Since Thursday, I have been patiently waiting for the surgical repair to my knee and tendons currently scheduled for this coming Wednesday. It’s almost been something like a forced Sabbath for me. I am used to being busy, or at least mobile, and nothing could be further from my current situation. I find myself thinking about all the things that I normally try to get done this time of year. Bringing out the garden hoses, setting up the patio furniture, planting the various containers around the house and power washing the deck are all the things that start to enter my mind as we approach the month of May.
We also have a fountain that we love to listen to during the summer months – and I have been looking forward to working with our Doberman, Hank, in the backyard after we have a fence installed. And then, of course, I love to fish from the shore behind our home – or take out the paddle boat and ride around the lake. But it doesn’t look like that is in the cards this year and I am trying to be okay with that outcome.
For the most part, I am currently pain free, wearing a brace that has immobilized my right knee, and for that I am grateful. I wish there was another way to return to health but the doctors have assured me that the only answer is a surgical one. I want to get this behind me as I am admittedly anxious whenever I think about surgery. The last time I faced this type of situation was more than half a lifetime ago, almost 34 years to be exact, when I had to have my gallbladder removed.
One thing I am extremely grateful for is the way that medical personnel have treated me to date. I can’t say enough about the compassionate care I received at Morris Hospital. Doctors, nurses, technicians and others truly couldn’t have been more caring and helpful. Especially with the discomfort I experienced, the staff of this institution made every effort to make my time with them as pleasant as it could be.

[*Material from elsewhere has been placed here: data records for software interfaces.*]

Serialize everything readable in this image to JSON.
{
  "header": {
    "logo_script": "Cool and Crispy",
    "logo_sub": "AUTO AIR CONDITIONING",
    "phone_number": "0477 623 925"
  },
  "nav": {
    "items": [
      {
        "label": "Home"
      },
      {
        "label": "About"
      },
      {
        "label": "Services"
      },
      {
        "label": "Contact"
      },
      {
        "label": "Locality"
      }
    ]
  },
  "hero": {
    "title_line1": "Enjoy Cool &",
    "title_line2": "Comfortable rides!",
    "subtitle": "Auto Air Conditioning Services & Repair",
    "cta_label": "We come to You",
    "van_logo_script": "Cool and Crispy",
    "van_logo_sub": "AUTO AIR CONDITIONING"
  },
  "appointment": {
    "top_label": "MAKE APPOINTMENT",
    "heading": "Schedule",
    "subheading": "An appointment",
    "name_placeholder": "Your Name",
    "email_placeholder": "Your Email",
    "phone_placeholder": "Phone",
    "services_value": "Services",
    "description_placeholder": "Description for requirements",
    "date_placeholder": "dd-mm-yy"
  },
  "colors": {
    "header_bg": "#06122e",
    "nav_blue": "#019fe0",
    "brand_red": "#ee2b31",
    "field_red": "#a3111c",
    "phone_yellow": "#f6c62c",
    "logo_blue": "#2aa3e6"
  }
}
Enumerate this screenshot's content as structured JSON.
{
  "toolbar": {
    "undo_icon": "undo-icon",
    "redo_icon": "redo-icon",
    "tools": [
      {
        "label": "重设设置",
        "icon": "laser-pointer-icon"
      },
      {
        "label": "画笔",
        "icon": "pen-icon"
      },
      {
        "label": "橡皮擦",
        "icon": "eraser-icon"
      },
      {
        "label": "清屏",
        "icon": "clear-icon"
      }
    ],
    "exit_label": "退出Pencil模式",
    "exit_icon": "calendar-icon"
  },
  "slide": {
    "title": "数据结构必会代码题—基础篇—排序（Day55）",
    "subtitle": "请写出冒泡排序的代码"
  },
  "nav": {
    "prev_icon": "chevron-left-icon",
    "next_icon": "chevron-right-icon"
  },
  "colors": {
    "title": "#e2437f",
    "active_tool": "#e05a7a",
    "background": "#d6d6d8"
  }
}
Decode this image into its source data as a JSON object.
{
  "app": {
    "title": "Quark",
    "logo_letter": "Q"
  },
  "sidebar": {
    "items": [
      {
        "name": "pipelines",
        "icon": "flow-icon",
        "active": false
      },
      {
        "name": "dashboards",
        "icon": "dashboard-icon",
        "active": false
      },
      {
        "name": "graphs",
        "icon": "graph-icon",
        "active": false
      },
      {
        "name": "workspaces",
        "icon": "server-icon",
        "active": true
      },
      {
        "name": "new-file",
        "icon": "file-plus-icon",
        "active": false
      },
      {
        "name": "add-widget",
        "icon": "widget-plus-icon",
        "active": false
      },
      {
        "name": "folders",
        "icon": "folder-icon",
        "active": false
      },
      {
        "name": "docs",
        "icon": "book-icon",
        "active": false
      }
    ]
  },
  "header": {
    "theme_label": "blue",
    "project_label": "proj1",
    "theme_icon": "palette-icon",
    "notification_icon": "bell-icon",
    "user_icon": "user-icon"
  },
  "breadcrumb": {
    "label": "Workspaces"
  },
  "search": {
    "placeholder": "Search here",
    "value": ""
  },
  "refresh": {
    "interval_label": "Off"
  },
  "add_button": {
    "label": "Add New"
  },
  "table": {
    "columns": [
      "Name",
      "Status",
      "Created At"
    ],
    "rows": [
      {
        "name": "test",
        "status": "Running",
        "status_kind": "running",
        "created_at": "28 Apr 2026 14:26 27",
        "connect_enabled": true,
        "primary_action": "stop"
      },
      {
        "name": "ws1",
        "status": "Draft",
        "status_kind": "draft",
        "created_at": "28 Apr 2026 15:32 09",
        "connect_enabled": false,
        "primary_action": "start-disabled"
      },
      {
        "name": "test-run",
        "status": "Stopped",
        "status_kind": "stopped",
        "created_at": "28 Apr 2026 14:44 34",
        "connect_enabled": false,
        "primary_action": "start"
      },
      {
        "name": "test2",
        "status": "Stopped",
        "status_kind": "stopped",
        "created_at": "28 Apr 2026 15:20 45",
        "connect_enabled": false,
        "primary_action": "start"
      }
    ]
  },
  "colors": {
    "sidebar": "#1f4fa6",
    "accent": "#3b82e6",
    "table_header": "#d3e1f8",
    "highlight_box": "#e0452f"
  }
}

That standard of care continued as I returned to Carmel and visited the medical professionals here. Throughout my work with all kinds of teams for many years, I have noticed that people involved in the healthcare industry exhibit an attitude of compassionate care more than any other field. It’s something that is almost in their DNA. Even in the classes I taught the morning after my injury, nurses, doctors and other healthcare professionals were aware of my condition and would not be dissuaded from attending to my care.
Frankly, I am not a very good patient. In fact, quite the contrary. I am usually the one serving others and it bothers me to be an inconvenience to others. Yet, in this situation, I must rely on others for help and get used to the idea that sometimes I should just be appreciative of others – realizing that I need assistance. Who knows how much more help I will need after the surgery on Wednesday…
I think that the Lord is teaching me patience. Those of you who know me understand that this isn’t one of my strongest traits. But the way that I am being taught is through the compassionate care of others and I am amazed at the number of illustrations that I have witnessed this past week.
Our verse for this evening highlights one of the verses written by the apostle Paul to the Corinthians. He tells us, in 2 Corinthians 1:3, “Praise be to the God and Father of our Lord Jesus Christ, the Father of compassion and the God of all comfort…” In other words, God Himself is the author of compassion and the illustration we are to emulate when we have compassion on others. Certainly, I have been the recipient of this kind of care during the last week.
My encouragement this week is that God wants us to be compassionate toward others – as we become the hands and feet of Jesus. My prayer is that we will all care for one another and when the time comes that we need assistance, we can accept help and not rob others of the joy of assisting us. Have a great day in the Lord, grace and peace…